For myself, and many living with chronic conditions and/or disabilities, the word ‘can’ is not as simple as the ability to complete a single task
My conditions have influence over my entire life, it isn’t pessimism, it is a biological fact. Unfortunately, there are things I simply can’t do, like all-nighters, most sports, or working a conventional job. As my illness progresses the list of hard no’s will grow, as odd as it sounds this list isn’t what reminds me of my limitations. By far, the most emotionally taxing chore, for me is curating a daily list of can’s, weighing out whether or not a task is possible in this moment.
This C word is so complicated, anyone with chronic conditions know that your illness isn’t linear, there are variable amounts of spoons on any given day. The wind might change direction and completely alter what you ‘can’ do. Can I go outside today? Can I handle a social outing? Can I do 'the thing' without causing a flare? Can I make a trip home, take another contract, handle an 8 hour day, do this activity without mobility aids? I make hundreds of micro-decisions every single day, analyzing not only how I feel in the moment, but also making sure I balance future energy and engagements.

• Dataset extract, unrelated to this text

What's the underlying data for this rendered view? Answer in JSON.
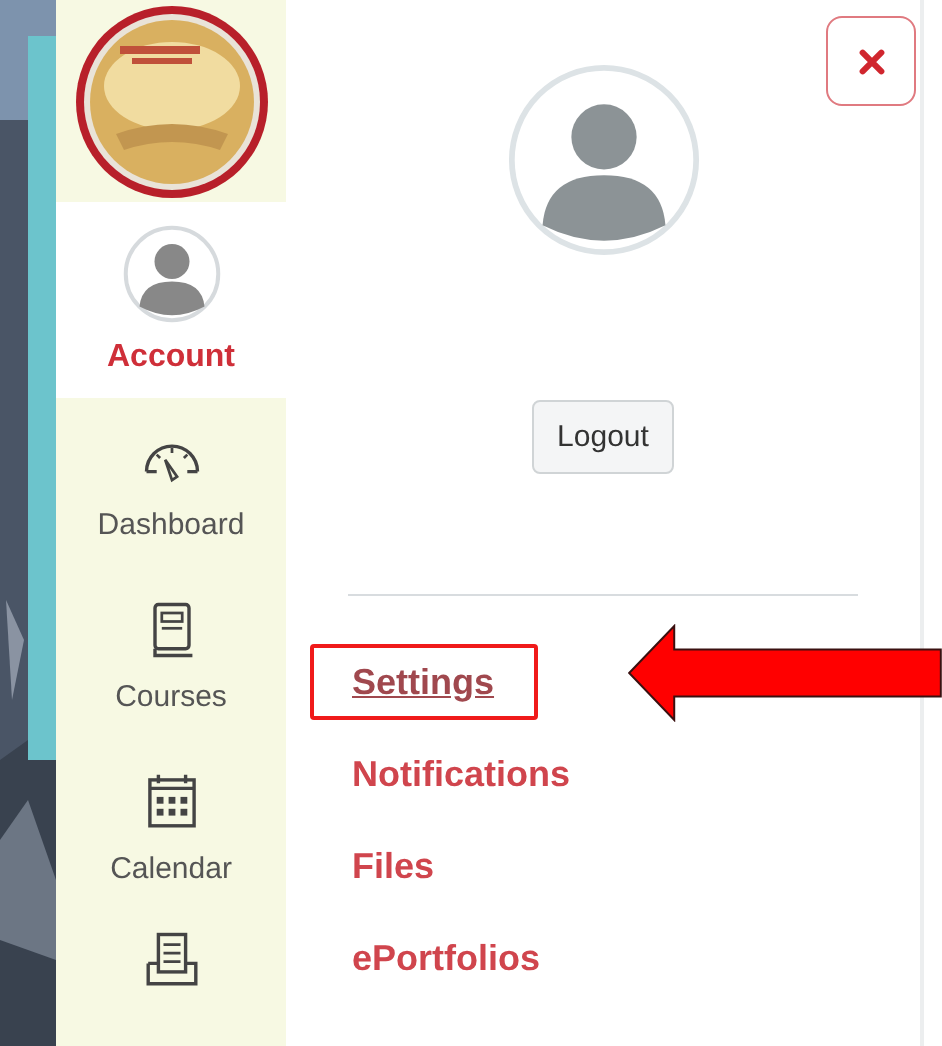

As therapeutic as a good pity party is, this blog post isn’t about that. When I entered the disabled community I quickly realized that accepting the unpredictable variability of the word can is vital. When we accept and respect the limitations of our illnesses, we are not laying down in defeat but rather practicing radical self-care. Not the scented candles and bubble baths kind of self-care (though that is bliss), but the unpleasant kind of maintenance self-care that just doesn’t make a good Instagram story.
Just because you CAN doesn’t mean you SHOULD
Can I? Technically, sure. I could save a few hundred dollars and not hire movers, but it would land me in the hospital. Taking ‘can’ as a literal measure of ability can be so damaging emotionally and physically. One of the biggest shifts in my quality of life as a disabled woman is knowing that can does not equal should.
Sometimes saying no means missing out
It kills me to not be a person who can’t be relied on, if you call me chances are 90% of the time I am not around. I miss most of the fun stuff, especially if it happens after 8pm; it took me years to be ok with missing out (sort of). When healthy people joke about fomo it’s hard not to be salty, they don’t realize I am always missing out. The difference is they miss an event or two and feel left out, whereas as a woman with a disability I get to go to one or two events and miss all the others.
(Side note - I find the best way to deal with fomo is a social media detox, comparison is the taker of joy.)
Be gentle on yourself
Despite trying to manage all the things, sometimes even the responsible spoonie over does it. I recently dislocated my knee as a painful reminder of this fact. I have spent far too much time and energy feeling guilty or at fault for my flares. It is SO easy to blame oneself for spiraling into a flare. You did it to yourself, you should have known better, or my fav - you deserve this (my mind monkey loves the blame game). Remember to extend kindness to yourself, you deserve it. Be.Gentle.On.Yourself.
Make space for joy
Honestly, sometimes this means choosing fun over adulthood. If you are at all like me, you save the good days for all that responsible garbage like personal maintenance, grocery shopping, laundry, cleaning, and work. Sometimes you are just going to need to play hooky! If your disease/disability makes it impossible to do both then sometimes you just need to choose joy. Live like there is no tomorrow doesn’t work for a sick person, the juggling act of ‘can’ often places fun at the bottom of the hierarchy. We deserve more than that, so even if it’s only one day a year dedicate all your spoons to joy.